Unlike in North America, where people seem to pay far more attention during elections, in Taiwan people pay attention year round, which may attest to the ability of the commentators.

Taiwan also has seven twenty-four hour news channels that provide live coverage of events as they happen.

It vividly shows the freedom of speech in Taiwan. 


Canada – Taiwan Business Connections

Taiwan and Canada exported 5.4 and 1.5 billion dollars in goods in 2015, and in January, finalized an arrangement to streamline the tax laws to promote commercial ties. Despite pressure from Beijing and a lack of official political channels, Taiwan is a major economic partner in the Asia Pacific.

One example, the Canadian clothing store Roots, has 107 stores in Taiwan, which is approximately the same as in Canada. This example demonstrates that Taiwan can offer Canadian businesses a lot of opportunities.

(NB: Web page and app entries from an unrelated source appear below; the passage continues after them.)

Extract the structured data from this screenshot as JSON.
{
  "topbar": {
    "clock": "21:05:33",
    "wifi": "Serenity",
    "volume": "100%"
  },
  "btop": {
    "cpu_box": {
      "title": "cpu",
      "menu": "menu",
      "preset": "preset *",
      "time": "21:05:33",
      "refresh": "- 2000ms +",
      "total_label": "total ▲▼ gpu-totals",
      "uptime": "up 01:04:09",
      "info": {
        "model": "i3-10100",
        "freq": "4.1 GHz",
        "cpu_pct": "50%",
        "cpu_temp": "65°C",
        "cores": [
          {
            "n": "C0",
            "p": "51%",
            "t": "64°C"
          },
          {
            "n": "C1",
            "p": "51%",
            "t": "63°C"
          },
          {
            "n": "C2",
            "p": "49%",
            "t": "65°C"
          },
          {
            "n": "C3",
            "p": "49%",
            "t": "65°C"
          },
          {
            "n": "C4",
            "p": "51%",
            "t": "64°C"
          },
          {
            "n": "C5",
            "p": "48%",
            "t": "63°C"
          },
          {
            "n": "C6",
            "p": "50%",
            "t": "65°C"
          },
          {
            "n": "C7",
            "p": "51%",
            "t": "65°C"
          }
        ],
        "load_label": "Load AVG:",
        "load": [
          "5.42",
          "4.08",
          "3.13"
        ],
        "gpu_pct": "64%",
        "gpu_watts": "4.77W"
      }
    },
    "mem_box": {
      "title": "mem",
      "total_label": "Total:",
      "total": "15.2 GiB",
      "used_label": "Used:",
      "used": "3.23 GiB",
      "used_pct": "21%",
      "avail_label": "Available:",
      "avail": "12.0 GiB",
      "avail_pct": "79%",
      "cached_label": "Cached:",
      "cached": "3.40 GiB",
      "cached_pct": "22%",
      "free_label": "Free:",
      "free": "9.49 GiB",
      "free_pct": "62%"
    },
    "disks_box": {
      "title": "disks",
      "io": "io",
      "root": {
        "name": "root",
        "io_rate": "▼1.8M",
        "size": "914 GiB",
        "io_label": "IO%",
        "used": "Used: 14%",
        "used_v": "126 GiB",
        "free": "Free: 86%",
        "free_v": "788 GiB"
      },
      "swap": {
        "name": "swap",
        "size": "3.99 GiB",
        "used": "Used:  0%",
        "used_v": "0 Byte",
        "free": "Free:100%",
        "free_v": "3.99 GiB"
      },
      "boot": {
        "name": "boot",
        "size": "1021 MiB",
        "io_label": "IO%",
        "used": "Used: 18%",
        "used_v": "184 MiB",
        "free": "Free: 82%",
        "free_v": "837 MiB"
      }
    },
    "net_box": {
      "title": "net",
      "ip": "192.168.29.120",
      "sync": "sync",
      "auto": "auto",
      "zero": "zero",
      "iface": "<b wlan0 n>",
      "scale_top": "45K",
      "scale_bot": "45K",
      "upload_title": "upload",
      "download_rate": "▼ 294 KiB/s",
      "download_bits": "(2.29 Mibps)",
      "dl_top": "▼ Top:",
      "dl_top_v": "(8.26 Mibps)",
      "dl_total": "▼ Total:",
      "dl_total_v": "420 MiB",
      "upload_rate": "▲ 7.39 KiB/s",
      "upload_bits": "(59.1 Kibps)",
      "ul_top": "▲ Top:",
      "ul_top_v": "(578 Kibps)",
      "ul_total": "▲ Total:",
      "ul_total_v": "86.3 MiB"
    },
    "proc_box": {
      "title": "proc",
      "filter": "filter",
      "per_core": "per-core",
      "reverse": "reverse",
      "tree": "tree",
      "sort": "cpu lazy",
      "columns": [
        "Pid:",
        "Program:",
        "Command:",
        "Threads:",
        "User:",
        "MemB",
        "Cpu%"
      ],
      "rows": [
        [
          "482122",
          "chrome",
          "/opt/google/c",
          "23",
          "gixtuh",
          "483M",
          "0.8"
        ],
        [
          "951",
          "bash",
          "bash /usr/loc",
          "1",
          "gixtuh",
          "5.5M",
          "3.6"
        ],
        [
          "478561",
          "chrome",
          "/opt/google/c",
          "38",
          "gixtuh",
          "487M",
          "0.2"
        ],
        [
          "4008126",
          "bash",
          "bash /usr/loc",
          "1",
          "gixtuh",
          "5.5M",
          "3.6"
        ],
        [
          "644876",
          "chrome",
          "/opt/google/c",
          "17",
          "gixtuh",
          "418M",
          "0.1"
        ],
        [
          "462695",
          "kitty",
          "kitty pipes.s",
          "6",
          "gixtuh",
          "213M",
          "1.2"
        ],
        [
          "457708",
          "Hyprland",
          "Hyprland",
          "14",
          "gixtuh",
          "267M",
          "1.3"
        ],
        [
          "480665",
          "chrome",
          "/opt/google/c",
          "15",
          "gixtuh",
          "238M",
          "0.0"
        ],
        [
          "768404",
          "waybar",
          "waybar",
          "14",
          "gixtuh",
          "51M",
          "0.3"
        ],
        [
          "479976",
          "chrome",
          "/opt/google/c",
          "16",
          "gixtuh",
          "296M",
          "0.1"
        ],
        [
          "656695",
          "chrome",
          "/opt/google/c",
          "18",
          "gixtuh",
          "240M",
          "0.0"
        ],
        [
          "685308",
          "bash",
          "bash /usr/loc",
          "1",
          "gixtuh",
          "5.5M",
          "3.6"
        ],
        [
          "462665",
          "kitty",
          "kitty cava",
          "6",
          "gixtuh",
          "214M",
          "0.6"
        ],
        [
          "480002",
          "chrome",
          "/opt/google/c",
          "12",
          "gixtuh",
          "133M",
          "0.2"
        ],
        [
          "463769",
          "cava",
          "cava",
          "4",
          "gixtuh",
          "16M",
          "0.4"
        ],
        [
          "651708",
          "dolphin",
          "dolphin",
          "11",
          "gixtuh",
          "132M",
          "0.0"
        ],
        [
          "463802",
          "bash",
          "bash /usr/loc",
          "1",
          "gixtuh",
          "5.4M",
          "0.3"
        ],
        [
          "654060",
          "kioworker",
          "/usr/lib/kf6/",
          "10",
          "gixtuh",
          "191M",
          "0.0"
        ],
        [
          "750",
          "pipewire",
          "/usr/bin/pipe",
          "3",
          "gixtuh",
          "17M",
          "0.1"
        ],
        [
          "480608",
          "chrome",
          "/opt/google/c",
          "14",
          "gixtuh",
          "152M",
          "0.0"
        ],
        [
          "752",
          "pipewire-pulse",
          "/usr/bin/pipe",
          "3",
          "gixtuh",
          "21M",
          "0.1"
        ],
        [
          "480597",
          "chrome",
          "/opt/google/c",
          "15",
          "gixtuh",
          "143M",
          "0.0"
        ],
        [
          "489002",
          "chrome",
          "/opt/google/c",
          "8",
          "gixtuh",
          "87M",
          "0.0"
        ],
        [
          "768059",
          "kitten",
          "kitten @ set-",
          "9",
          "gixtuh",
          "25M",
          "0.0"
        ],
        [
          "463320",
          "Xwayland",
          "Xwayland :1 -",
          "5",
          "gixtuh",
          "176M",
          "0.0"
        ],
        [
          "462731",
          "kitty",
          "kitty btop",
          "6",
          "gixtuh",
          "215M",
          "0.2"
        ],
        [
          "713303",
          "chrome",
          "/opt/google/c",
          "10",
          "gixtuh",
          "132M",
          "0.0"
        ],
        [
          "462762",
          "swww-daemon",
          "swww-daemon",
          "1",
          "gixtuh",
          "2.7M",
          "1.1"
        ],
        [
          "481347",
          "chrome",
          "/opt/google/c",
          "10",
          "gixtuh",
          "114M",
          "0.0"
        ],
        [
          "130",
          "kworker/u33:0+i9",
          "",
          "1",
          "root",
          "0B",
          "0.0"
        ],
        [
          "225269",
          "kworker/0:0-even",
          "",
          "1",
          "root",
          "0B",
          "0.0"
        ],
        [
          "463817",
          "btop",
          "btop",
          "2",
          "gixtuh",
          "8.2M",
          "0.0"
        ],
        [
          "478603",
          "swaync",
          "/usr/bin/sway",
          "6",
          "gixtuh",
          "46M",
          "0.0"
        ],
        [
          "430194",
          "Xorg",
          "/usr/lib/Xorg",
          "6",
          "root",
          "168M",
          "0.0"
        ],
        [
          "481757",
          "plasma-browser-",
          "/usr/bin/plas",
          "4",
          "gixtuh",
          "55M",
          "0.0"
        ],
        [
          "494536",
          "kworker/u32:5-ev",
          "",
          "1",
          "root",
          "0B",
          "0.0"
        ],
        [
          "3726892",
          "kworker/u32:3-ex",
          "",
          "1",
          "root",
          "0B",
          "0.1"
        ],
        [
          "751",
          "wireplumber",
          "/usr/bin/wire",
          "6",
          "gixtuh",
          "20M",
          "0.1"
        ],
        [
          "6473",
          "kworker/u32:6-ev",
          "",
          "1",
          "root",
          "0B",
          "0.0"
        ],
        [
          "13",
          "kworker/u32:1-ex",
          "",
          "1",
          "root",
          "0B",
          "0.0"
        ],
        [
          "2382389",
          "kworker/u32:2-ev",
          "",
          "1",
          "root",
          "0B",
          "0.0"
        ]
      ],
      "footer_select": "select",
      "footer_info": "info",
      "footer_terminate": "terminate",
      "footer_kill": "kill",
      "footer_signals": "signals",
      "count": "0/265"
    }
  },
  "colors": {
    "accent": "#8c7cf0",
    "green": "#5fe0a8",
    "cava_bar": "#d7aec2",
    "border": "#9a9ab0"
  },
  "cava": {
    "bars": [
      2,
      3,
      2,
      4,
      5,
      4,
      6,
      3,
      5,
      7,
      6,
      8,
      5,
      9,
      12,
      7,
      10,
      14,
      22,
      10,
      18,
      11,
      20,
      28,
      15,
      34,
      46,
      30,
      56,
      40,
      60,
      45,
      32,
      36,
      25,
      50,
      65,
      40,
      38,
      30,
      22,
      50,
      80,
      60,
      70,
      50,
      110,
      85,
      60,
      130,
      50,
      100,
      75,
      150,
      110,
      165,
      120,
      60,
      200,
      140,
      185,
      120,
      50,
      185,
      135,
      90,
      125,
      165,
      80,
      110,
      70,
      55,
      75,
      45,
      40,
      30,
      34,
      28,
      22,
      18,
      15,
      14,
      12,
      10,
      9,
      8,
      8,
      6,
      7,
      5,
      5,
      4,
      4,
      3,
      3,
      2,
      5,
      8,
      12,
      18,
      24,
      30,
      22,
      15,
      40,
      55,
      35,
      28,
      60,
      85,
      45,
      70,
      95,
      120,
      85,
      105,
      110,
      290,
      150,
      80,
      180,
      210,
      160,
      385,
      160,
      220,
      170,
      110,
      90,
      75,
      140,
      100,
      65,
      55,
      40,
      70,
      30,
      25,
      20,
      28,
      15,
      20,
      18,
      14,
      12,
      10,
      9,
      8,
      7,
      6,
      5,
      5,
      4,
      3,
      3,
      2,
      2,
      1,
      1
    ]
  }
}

For more information about Taiwan visit the Toronto Office of Taipei Economic and Cultural Office website.


Disclaimer: Any views or opinions expressed in articles are solely those of the authors and do not necessarily represent the views of the NATO Association of Canada.

David Sutton
David Sutton is a Research Analyst at the NATO Association of Canada. David holds a BA in political science and criminology from Western University, as well as a Public Relations and Corporate Communications certificate from Fanshawe College. He served in the Canadian Naval Reserves from 2006 to 2012 as a Naval Combat Information Operator. In that time took part in several operations including the Vancouver 2010 Olympics and Halifax Fleet Review commemorating the Navy Centennial. More recently, he spent three years in China teaching at post-secondary institutions, including Dalian's University of Foreign Languages. David studies Mandarin, has a keen interest in Asian culture and politics, collecting art, and running Toronto's waterfront. You can contact David at